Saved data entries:
________________________

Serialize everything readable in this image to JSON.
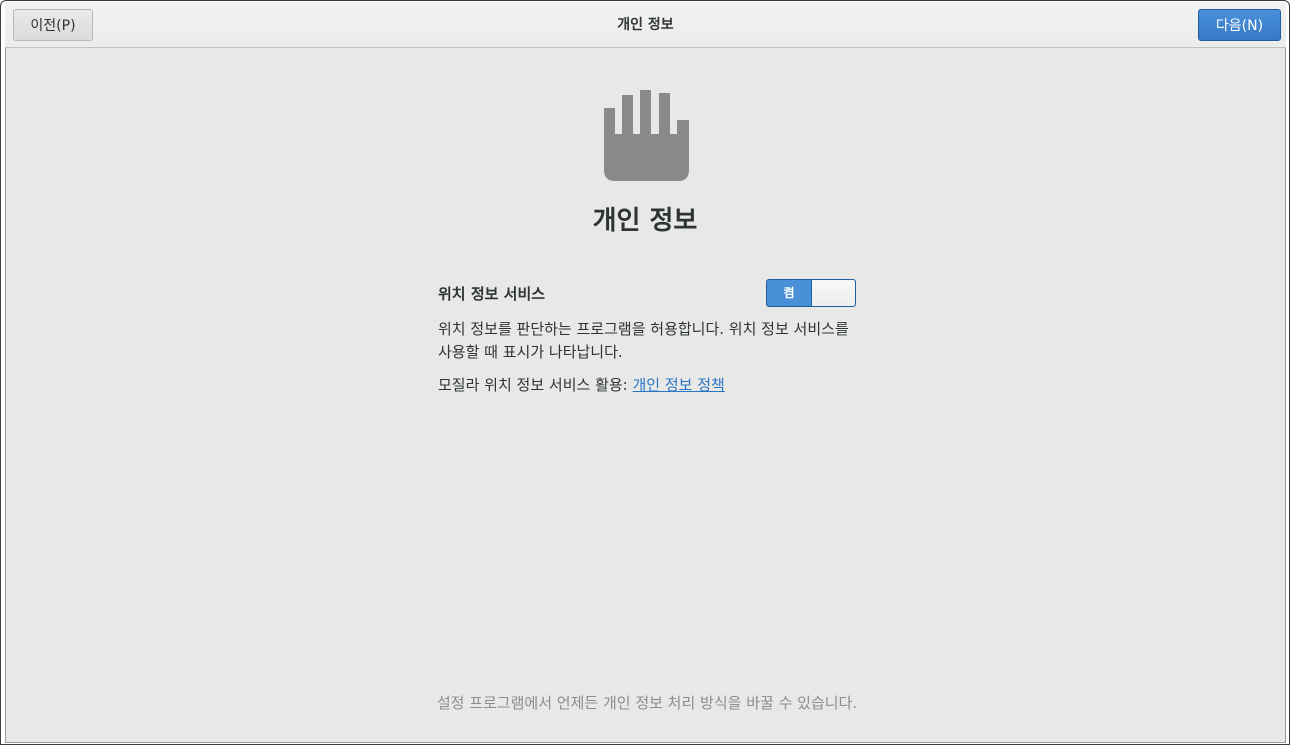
{
  "header": {
    "title": "개인 정보",
    "prev_label": "이전(P)",
    "next_label": "다음(N)"
  },
  "main": {
    "icon": "hand-stop-icon",
    "title": "개인 정보",
    "location_services": {
      "label": "위치 정보 서비스",
      "toggle_state_label": "켬",
      "enabled": true,
      "description": "위치 정보를 판단하는 프로그램을 허용합니다. 위치 정보 서비스를 사용할 때 표시가 나타납니다.",
      "mozilla_prefix": "모질라 위치 정보 서비스 활용: ",
      "policy_link": "개인 정보 정책"
    },
    "footer_note": "설정 프로그램에서 언제든 개인 정보 처리 방식을 바꿀 수 있습니다."
  },
  "colors": {
    "accent": "#4a90d9",
    "window_bg": "#e8e8e7",
    "icon_gray": "#888a8a",
    "link": "#2a76c6"
  }
}
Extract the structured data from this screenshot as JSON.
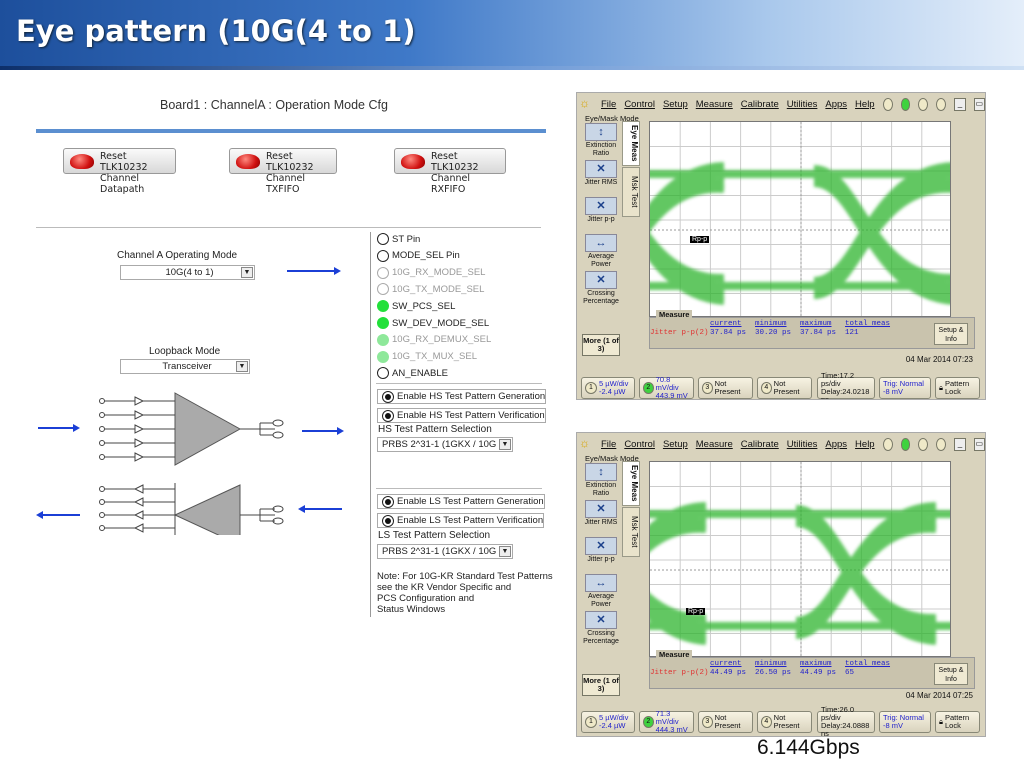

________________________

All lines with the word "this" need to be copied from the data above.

Solved exercise |
Serialize everything readable in this image to JSON.
Extract the structured data from this screenshot as JSON.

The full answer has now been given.